[[ DATA, beginning ]]

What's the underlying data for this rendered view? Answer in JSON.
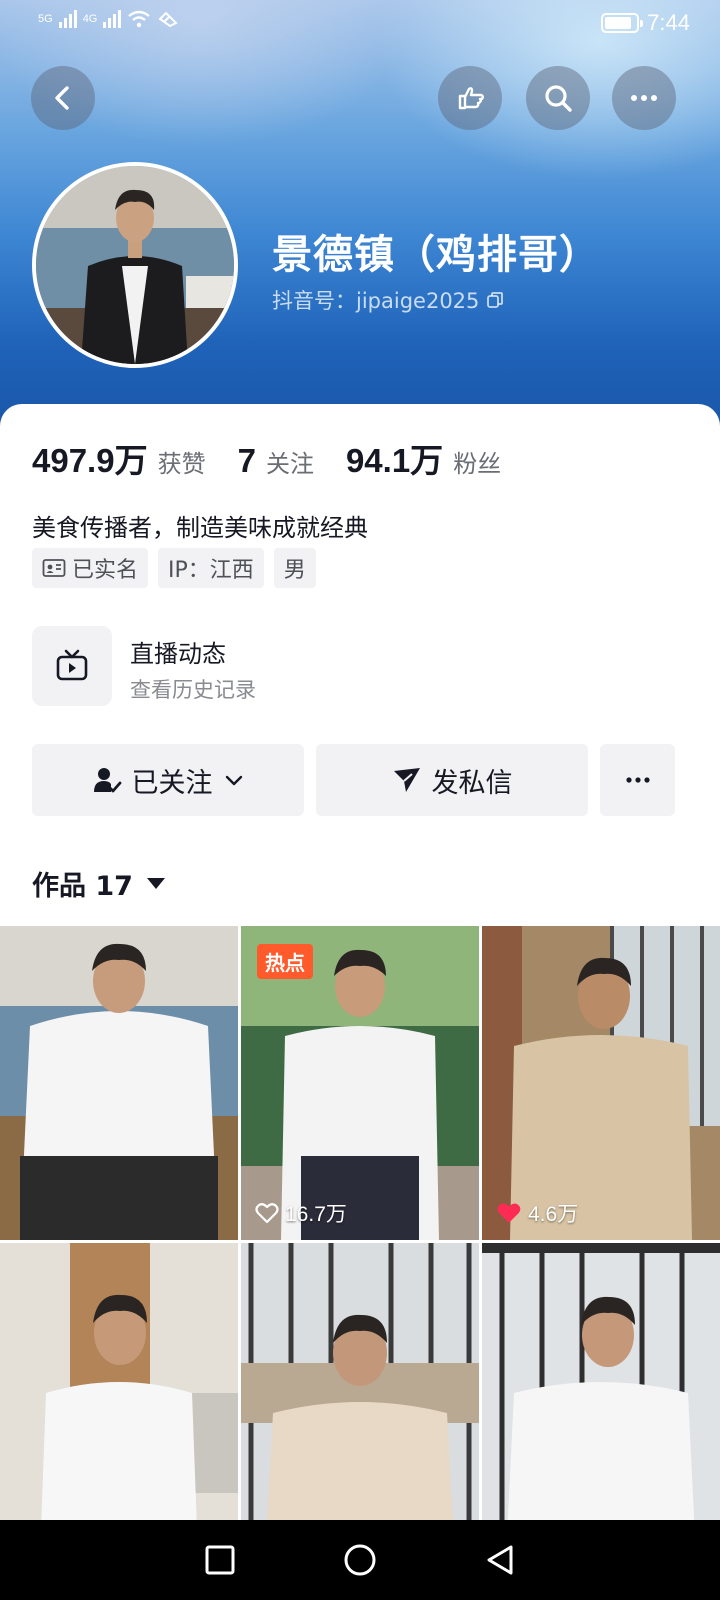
{
  "status_bar": {
    "network_1": "5G",
    "network_2": "4G",
    "time": "7:44"
  },
  "top_actions": {
    "back_icon": "chevron-left-icon",
    "share_icon": "pointing-hand-icon",
    "search_icon": "search-icon",
    "more_icon": "more-horizontal-icon"
  },
  "profile": {
    "nickname": "景德镇（鸡排哥）",
    "douyin_id": "抖音号：jipaige2025"
  },
  "stats": [
    {
      "value": "497.9万",
      "label": "获赞"
    },
    {
      "value": "7",
      "label": "关注"
    },
    {
      "value": "94.1万",
      "label": "粉丝"
    }
  ],
  "bio": "美食传播者，制造美味成就经典",
  "tags": {
    "verified": "已实名",
    "ip": "IP：江西",
    "gender": "男"
  },
  "live": {
    "title": "直播动态",
    "subtitle": "查看历史记录"
  },
  "actions": {
    "follow": "已关注",
    "message": "发私信"
  },
  "works": {
    "label": "作品 17"
  },
  "videos": [
    {
      "hot": "",
      "likes": ""
    },
    {
      "hot": "热点",
      "likes": "16.7万",
      "liked": false
    },
    {
      "hot": "",
      "likes": "4.6万",
      "liked": true
    },
    {
      "hot": "",
      "likes": ""
    },
    {
      "hot": "",
      "likes": ""
    },
    {
      "hot": "",
      "likes": ""
    }
  ],
  "colors": {
    "accent_hot": "#fe5a2c",
    "like_red": "#fe2c55",
    "header_blue": "#2a6fc4"
  }
}
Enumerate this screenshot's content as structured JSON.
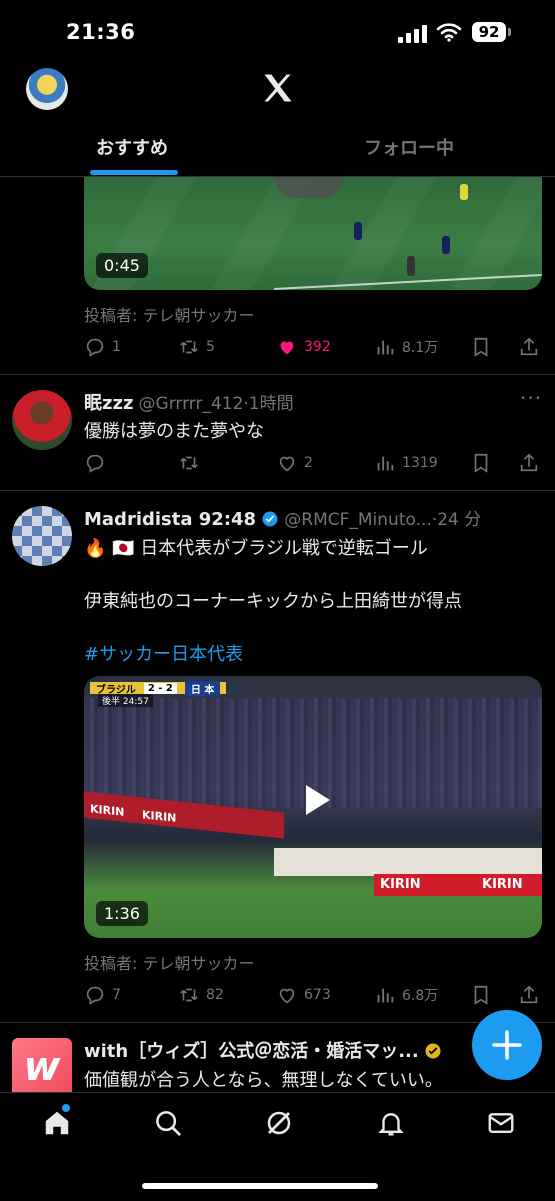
{
  "status_bar": {
    "time": "21:36",
    "battery": "92"
  },
  "header": {
    "tabs": [
      {
        "label": "おすすめ",
        "active": true
      },
      {
        "label": "フォロー中",
        "active": false
      }
    ]
  },
  "tweet1": {
    "duration": "0:45",
    "source": "投稿者: テレ朝サッカー",
    "replies": "1",
    "retweets": "5",
    "likes": "392",
    "views": "8.1万"
  },
  "tweet2": {
    "name": "眠zzz",
    "handle": "@Grrrrr_412",
    "time": "·1時間",
    "text": "優勝は夢のまた夢やな",
    "replies": "",
    "retweets": "",
    "likes": "2",
    "views": "1319"
  },
  "tweet3": {
    "name": "Madridista 92:48",
    "handle": "@RMCF_Minuto...",
    "time": "·24 分",
    "line1": "🔥 🇯🇵 日本代表がブラジル戦で逆転ゴール",
    "line2": "伊東純也のコーナーキックから上田綺世が得点",
    "hashtag": "#サッカー日本代表",
    "score_left": "ブラジル",
    "score": "2 - 2",
    "score_right": "日 本",
    "half": "後半",
    "clock": "24:57",
    "banner1": "KIRIN",
    "banner2": "KIRIN",
    "banner3": "KIRIN",
    "banner4": "KIRIN",
    "duration": "1:36",
    "source": "投稿者: テレ朝サッカー",
    "replies": "7",
    "retweets": "82",
    "likes": "673",
    "views": "6.8万"
  },
  "tweet4": {
    "name": "with［ウィズ］公式＠恋活・婚活マッ...",
    "text": "価値観が合う人となら、無理しなくていい。"
  },
  "colors": {
    "accent": "#1d9bf0",
    "like": "#f91880",
    "verified": "#1d9bf0",
    "gold": "#e2b719"
  }
}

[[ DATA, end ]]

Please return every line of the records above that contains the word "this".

What's the underlying data for this rendered view? Answer in JSON.
Enumerate this screenshot's content as structured JSON.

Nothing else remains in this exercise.